— Work request —
Every line below that holds the word "Focus" must be listed.

[Dataset rows for apps and sites]
※
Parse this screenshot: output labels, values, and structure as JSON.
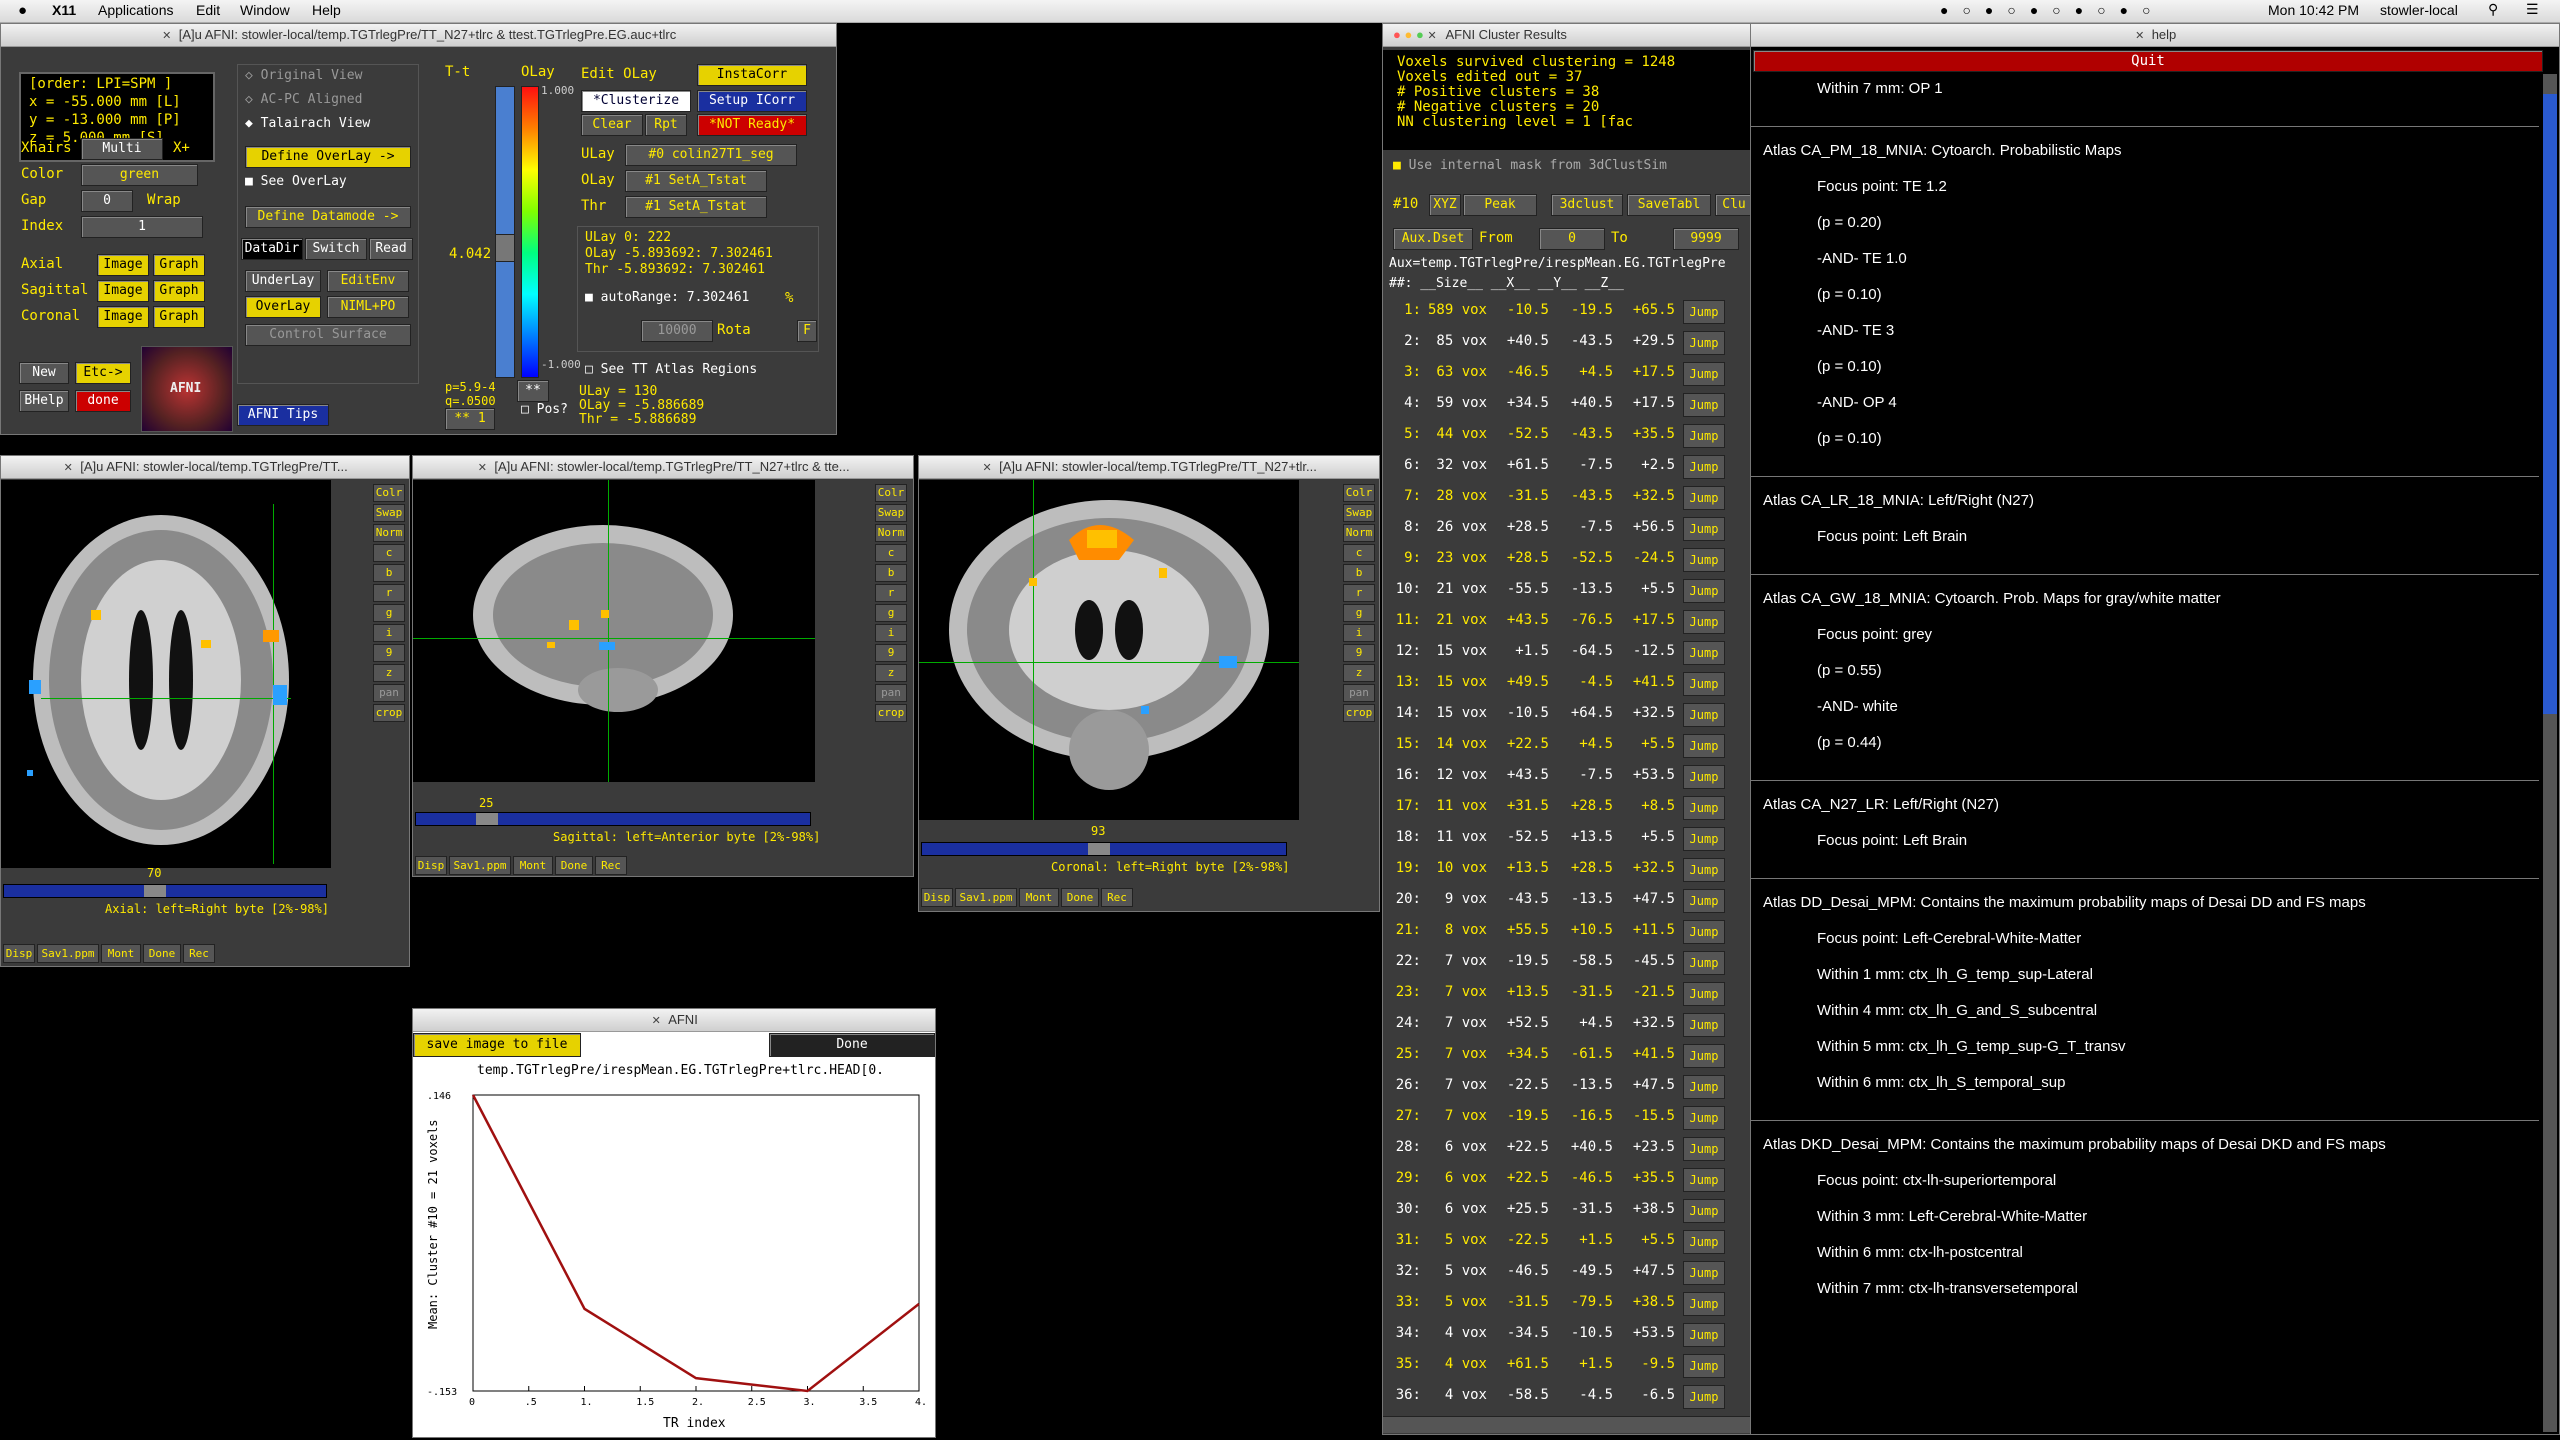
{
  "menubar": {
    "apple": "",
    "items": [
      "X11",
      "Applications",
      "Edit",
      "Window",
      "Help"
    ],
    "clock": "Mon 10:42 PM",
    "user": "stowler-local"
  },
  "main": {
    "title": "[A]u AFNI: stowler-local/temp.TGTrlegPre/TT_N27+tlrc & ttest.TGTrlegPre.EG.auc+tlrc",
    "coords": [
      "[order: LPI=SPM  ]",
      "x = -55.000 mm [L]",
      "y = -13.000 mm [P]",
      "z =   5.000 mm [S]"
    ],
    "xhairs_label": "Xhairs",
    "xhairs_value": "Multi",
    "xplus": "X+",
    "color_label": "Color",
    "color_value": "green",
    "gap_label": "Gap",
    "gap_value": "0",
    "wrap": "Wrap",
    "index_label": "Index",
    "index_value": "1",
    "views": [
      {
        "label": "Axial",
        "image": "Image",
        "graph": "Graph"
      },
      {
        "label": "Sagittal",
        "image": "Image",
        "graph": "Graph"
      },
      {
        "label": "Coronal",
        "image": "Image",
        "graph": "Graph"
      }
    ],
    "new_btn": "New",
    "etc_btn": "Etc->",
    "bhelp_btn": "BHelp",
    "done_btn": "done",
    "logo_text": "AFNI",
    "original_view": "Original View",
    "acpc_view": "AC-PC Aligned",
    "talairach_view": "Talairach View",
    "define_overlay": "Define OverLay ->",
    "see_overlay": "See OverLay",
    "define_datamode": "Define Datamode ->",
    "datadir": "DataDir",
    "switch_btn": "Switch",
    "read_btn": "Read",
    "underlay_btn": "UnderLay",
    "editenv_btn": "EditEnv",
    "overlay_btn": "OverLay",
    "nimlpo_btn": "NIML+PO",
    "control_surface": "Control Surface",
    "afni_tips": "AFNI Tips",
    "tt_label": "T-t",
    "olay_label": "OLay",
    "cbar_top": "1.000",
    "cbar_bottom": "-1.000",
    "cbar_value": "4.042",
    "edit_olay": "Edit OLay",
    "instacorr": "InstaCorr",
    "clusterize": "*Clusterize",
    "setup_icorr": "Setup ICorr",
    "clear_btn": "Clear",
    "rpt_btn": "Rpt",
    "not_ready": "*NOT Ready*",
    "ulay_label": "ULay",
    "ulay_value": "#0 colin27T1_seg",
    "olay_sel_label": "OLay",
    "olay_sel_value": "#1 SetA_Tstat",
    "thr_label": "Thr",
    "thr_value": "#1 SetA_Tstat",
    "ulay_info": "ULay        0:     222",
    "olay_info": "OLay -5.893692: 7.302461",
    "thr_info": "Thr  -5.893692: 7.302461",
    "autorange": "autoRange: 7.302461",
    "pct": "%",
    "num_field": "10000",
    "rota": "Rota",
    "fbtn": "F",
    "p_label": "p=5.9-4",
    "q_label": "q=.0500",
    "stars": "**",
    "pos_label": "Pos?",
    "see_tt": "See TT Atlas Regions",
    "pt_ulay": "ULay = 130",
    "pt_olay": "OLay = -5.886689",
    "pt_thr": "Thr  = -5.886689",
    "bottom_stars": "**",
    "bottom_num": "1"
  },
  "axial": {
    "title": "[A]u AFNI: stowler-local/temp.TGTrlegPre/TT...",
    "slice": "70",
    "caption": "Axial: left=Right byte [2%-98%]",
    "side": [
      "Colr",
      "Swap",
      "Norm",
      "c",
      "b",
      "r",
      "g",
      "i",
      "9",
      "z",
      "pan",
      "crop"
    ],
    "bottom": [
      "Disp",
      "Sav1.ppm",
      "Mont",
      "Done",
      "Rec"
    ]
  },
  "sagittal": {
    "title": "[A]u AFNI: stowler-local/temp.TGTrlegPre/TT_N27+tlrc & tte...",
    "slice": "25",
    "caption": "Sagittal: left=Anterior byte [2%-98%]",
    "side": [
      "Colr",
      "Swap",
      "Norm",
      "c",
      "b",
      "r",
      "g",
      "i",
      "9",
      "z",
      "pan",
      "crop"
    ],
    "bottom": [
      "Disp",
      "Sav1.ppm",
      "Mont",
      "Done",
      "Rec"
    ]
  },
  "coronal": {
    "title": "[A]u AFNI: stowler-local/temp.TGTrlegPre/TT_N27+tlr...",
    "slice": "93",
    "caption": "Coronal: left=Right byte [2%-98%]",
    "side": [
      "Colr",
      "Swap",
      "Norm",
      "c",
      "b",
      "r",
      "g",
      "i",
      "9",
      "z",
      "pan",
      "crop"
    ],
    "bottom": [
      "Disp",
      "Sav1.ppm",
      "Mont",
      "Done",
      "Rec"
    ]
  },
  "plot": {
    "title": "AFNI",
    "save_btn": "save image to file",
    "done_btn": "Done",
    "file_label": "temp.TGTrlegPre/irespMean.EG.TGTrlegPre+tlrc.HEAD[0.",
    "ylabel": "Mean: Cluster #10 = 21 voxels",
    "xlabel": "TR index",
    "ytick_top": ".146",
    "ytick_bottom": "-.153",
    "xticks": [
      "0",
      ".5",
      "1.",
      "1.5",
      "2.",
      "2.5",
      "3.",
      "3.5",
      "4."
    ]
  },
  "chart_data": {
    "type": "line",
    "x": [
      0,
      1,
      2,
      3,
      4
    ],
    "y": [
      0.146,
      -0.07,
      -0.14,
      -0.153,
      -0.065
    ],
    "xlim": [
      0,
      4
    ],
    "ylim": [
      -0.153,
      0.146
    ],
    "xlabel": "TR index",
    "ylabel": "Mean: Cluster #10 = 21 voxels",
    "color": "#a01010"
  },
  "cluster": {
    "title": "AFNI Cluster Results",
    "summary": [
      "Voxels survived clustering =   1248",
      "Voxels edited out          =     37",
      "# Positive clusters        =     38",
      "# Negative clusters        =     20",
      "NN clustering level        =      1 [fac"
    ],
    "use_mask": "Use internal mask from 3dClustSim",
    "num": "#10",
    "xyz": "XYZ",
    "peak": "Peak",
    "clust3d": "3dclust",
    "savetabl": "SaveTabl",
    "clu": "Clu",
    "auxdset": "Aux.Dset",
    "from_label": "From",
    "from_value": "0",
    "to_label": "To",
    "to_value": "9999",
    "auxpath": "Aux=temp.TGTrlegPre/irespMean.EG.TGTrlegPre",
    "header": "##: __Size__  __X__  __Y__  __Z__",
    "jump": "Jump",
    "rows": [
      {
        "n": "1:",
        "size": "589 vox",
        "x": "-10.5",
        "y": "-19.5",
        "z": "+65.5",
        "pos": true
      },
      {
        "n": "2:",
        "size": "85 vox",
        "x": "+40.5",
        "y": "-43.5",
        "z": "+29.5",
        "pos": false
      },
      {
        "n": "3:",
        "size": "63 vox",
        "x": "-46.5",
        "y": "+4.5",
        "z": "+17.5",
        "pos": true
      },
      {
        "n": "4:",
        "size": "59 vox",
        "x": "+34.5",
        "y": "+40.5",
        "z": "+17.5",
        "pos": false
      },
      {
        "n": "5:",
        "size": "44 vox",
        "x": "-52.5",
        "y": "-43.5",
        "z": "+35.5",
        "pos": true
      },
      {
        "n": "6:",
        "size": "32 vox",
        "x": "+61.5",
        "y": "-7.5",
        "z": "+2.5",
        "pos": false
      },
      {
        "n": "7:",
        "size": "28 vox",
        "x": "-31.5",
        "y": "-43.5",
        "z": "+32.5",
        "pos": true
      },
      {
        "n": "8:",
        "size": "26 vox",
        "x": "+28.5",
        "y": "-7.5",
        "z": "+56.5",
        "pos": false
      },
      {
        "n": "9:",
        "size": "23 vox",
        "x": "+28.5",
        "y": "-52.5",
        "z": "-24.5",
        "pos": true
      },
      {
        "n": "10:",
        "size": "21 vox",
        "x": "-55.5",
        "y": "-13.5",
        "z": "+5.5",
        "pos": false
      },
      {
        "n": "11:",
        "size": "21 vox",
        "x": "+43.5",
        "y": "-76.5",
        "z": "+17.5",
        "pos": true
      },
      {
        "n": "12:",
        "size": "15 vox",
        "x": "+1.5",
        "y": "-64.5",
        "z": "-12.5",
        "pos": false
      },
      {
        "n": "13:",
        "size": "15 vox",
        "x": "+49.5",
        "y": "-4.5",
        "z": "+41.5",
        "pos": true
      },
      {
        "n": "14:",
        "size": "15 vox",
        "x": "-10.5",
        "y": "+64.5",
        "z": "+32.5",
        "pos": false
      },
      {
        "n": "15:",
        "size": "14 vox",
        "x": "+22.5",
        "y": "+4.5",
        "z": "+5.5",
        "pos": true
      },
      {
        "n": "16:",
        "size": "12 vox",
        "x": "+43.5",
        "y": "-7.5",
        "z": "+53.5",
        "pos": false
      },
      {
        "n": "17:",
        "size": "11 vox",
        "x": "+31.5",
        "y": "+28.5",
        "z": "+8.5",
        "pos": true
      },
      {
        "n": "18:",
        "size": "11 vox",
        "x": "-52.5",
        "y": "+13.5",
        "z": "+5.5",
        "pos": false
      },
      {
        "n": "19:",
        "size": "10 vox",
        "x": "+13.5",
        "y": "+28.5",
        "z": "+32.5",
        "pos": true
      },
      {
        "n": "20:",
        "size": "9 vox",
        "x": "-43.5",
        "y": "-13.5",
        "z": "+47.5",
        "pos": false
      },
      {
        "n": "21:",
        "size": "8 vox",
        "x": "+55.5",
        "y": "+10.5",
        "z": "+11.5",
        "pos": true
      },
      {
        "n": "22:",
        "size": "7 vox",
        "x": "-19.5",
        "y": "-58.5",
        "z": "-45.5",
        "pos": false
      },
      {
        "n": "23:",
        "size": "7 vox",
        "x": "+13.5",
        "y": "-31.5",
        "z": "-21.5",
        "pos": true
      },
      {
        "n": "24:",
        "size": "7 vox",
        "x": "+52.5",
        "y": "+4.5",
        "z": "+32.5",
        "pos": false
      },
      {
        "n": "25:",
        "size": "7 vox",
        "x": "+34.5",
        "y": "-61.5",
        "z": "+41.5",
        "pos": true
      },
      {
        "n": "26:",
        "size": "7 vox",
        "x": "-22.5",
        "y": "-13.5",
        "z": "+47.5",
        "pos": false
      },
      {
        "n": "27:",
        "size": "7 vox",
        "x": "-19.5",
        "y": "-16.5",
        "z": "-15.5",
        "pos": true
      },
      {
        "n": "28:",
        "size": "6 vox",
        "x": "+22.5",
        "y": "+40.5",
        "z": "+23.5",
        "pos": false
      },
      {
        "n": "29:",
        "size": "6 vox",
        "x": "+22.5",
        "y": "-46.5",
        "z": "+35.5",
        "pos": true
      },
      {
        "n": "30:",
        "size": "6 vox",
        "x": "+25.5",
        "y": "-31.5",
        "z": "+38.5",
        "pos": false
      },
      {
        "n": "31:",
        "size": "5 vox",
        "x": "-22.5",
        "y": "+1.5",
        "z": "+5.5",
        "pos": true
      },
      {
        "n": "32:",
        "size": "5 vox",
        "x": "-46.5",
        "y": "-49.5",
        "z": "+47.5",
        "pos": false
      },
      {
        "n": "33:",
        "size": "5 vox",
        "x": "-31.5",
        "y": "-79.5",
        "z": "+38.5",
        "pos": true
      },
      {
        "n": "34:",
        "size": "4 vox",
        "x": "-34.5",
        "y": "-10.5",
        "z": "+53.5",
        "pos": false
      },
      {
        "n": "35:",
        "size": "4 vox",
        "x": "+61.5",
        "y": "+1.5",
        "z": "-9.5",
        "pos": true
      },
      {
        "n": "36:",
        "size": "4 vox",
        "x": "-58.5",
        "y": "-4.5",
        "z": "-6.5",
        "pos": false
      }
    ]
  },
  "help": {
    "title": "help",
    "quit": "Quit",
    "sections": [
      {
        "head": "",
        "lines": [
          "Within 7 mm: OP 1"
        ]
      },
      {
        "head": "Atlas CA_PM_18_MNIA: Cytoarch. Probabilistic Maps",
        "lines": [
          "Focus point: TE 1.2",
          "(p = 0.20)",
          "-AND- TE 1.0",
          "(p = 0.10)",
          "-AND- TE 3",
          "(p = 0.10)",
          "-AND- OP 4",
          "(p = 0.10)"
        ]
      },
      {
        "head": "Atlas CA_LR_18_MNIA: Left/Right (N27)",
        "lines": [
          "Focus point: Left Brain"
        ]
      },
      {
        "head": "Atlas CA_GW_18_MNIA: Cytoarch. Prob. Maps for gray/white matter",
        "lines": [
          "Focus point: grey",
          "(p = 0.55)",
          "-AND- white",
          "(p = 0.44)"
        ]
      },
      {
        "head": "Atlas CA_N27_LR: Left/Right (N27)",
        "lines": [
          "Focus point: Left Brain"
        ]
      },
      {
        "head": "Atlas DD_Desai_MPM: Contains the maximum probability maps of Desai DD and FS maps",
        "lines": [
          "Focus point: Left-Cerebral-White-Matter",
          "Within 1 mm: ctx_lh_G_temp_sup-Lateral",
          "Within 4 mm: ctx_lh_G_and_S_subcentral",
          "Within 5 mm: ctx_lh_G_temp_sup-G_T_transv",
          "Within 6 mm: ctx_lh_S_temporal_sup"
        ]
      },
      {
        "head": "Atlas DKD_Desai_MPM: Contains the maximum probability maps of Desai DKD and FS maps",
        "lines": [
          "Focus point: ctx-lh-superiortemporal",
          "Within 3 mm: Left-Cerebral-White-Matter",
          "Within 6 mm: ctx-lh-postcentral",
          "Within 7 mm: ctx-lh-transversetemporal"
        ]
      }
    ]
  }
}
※
— Exercise output —
          "Focus point: TE 1.2",
          "Focus point: Left Brain"
          "Focus point: grey",
          "Focus point: Left Brain"
          "Focus point: Left-Cerebral-White-Matter",
          "Focus point: ctx-lh-superiortemporal",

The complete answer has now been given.